▶ **Data**:

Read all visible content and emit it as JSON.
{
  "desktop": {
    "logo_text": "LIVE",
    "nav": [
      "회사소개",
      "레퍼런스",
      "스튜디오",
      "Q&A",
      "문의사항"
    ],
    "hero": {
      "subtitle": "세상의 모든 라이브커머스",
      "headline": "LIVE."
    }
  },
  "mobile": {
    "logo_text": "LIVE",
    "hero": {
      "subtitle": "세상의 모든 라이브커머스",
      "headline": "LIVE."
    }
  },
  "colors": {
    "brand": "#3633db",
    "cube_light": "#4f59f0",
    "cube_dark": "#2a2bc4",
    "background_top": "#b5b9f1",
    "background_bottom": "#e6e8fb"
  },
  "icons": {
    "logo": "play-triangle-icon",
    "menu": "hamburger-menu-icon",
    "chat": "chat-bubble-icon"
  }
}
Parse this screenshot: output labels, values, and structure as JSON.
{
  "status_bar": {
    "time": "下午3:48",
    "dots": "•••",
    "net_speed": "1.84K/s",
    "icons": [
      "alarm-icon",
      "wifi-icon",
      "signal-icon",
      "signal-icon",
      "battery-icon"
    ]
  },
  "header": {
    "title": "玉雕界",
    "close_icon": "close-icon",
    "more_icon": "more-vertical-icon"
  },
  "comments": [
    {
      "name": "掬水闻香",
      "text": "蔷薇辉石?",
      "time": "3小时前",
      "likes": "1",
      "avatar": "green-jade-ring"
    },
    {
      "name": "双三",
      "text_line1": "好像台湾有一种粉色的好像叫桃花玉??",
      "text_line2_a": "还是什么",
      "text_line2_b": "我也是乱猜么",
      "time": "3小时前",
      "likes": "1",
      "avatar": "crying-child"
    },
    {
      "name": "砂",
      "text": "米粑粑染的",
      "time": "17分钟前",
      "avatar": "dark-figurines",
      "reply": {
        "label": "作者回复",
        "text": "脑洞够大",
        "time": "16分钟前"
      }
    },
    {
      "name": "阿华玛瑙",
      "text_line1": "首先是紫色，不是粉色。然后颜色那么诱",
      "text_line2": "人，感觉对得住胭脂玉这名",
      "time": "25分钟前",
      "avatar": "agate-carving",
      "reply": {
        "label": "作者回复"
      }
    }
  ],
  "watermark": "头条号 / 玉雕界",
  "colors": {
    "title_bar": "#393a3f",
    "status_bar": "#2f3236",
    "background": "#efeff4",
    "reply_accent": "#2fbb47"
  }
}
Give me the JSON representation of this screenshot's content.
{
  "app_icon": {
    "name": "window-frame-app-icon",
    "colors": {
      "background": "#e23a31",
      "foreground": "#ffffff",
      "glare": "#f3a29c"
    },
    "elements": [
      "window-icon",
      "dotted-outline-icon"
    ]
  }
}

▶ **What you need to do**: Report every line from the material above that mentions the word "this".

▶ **Task solution**:
Parse this screenshot: output labels, values, and structure as JSON.
Give me the JSON representation of this screenshot's content.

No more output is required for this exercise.